My son was born in 2010. His name is Ismaeel but we call him Miley. Miley and his brother Ibrahim have a year between them. They fight like cats and dogs but they’re really close. They did everything together. They were both very active and we were a very healthy happy family.
One day, Miley had a backache. We were told that he’d probably pulled a muscle but the next day he couldn’t feel his right leg.
We were repeatedly told there was nothing to worry about and to give him a hot water bottle. When I called an ambulance, they tried to help him stand unaided, but he fell over. Eventually, when we reached hospital, they did an MRI scan and that’s when we were told he had transverse myelitis and he was paralysed for life.
He was eight years old. It was like a bombshell. Our lives were turned completely upside down.
Initially, Miley was still happy within himself – he wasn’t emotional, he wasn’t broken by the news. But then he had tantrums – he was starting to understand that he couldn’t do certain things and was getting frustrated.
It was also very hard for his brother. Ibrahim stopped riding his bike and he asked to get rid of the trampoline because he thought it was unfair that Miley couldn’t go on it. He was angry on Miley’s behalf.
I had lost my trust in people because of the delay in his diagnosis.
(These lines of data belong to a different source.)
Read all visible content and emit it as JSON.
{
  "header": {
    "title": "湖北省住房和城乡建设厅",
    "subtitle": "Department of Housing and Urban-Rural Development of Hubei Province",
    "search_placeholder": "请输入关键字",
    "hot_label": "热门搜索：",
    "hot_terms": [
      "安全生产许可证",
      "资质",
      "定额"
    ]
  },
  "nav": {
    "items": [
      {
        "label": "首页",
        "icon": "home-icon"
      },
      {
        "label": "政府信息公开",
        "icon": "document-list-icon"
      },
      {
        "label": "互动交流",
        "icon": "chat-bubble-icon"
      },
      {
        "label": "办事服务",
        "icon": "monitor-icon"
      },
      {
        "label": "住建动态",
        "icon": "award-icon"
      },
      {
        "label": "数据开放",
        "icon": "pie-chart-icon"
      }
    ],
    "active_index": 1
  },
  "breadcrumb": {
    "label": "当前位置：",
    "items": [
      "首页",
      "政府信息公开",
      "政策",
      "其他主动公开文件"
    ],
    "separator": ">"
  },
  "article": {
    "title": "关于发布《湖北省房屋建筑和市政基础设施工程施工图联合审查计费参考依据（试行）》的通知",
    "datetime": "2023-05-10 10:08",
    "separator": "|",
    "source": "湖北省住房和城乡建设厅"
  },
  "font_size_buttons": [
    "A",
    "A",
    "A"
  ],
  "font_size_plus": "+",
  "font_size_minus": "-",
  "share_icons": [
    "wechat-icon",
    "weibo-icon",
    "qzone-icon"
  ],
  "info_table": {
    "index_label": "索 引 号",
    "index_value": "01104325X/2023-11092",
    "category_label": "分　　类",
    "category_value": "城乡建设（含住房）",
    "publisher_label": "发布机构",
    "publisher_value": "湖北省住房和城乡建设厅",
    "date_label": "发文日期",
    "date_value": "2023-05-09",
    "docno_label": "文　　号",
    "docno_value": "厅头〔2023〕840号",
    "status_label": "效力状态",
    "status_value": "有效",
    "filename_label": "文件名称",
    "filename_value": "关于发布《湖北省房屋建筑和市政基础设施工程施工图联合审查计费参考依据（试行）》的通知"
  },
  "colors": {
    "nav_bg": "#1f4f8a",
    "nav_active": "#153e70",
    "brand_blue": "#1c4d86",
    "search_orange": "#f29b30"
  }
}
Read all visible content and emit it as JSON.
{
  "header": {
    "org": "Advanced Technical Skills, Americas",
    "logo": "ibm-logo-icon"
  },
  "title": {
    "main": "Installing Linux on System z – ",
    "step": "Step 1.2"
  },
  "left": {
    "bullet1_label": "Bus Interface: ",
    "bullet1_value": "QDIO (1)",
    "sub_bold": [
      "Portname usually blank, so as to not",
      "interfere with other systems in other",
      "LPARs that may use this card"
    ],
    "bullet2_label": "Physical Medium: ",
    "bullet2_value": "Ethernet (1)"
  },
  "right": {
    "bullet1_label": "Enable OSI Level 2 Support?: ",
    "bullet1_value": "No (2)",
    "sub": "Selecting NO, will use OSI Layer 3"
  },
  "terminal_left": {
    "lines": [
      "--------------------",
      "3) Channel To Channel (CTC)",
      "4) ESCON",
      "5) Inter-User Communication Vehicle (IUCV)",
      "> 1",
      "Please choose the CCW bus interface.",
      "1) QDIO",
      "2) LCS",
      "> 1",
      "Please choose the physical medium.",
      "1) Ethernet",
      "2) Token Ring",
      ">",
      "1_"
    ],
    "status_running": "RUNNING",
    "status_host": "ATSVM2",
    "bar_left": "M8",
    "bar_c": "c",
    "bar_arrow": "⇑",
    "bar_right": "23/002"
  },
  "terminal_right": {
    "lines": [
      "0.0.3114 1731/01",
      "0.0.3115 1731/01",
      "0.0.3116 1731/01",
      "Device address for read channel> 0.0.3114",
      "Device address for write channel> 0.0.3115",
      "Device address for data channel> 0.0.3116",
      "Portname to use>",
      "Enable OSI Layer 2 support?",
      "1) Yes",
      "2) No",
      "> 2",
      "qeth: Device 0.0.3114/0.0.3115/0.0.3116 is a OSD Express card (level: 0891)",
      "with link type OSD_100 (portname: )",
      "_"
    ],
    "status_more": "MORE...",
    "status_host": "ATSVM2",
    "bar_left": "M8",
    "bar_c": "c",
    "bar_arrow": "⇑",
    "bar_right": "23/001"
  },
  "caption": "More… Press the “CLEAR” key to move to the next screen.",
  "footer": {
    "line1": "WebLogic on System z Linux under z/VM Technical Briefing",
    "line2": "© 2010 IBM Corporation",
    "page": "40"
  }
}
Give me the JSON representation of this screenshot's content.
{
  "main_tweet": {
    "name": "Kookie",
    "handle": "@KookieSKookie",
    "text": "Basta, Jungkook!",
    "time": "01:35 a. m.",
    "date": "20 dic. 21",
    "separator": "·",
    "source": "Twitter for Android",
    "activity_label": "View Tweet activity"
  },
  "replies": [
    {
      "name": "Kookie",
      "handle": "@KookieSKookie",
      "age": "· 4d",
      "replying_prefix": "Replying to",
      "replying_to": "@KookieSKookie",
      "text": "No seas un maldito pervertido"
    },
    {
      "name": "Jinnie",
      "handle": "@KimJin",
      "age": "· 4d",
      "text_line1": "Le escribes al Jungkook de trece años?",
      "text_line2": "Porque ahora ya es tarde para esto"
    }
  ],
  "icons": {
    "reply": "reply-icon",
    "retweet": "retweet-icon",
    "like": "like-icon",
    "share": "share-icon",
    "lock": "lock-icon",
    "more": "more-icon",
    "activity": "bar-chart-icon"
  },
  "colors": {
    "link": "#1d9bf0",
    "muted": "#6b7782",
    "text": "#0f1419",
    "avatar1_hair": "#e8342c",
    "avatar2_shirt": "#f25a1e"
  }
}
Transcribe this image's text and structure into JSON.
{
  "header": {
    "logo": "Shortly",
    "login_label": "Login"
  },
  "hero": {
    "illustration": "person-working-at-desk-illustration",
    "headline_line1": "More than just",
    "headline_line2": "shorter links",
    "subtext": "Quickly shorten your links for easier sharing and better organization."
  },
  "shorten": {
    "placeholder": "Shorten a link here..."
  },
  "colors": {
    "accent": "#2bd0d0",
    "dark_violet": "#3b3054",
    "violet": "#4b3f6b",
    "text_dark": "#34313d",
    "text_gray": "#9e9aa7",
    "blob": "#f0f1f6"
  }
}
Nobody seemed to see what we were going through and I didn’t think anyone would help us. Then I met Back Up at Stoke Mandeville hospital.
Luke was doing cooking with the children on the ward for Wacky Wednesday. He took the time to speak to us and understand our situation. He said Back Up could help with school and they ran courses for children. We also attended a wheelchair skills session which was so useful. I couldn’t believe that somebody was helping us.
Back Up helps you understand that it’s not the end of the world. I finally had some hope.
I spoke to Jo, who works to ensure children with a spinal cord injury are fully included at school. She was a wonderful lady… so tenacious. She helped me understand that you have to keep going, keep trying. It was wonderful to actually talk to someone and have them listen.
Jo encouraged us to go on the Lake District Multi Activity course for under-13s. Miley tried everything. He did abseiling. He did canoeing, bushcraft, sailing, and rock climbing. He played with the other kids. They even did a treasure hunt.
He really enjoyed himself and he’s more active now. Before he used to stay in bed and now he wants to be out in his wheelchair.
While we were there I saw Rich and David get into the car and the way they transfer. And I thought – if they can do it, Miley can do it!
It made a lot of difference to us in many ways. Sometimes you don’t see how much change something has brought into your lives and then suddenly you go “Oh, he would never do that before!”
We met wonderful people there – amazing people. Just by talking to somebody, half your pain is gone. I didn’t want to keep it inside me – it makes you ill. I am so grateful to them. They’ve made such a difference to my outlook.
If someone had told me two years ago that Miley can have a normal life and a job, I wouldn’t have believed them.
Before, we didn’t hope for much – we would say “whatever happens, happens.” But now we’ve met people who have achieved so much in their lives – they’ve done things like travelling and skiing. It was mind blowing even to think that Miley will be able to drive.
There are loads of wonderful people out there willing to help you. I wish I had spoken to Back Up sooner.
I am truly grateful for how Back Up made me realise things are possible for us and that we can do things as a family and I would love it if you would be able to donate today and join me in supporting Back Up.
When a family member has a spinal cord injury, it affects the whole family.
Overwhelming feelings of guilt, helplessness, confusion, and isolation are very common.
It can also be difficult to talk to friends and other family members. There can be a sense of not wishing to burden others.
Back Up’s family support team are trained to listen, offer advice, and support people to make positive changes in their lives.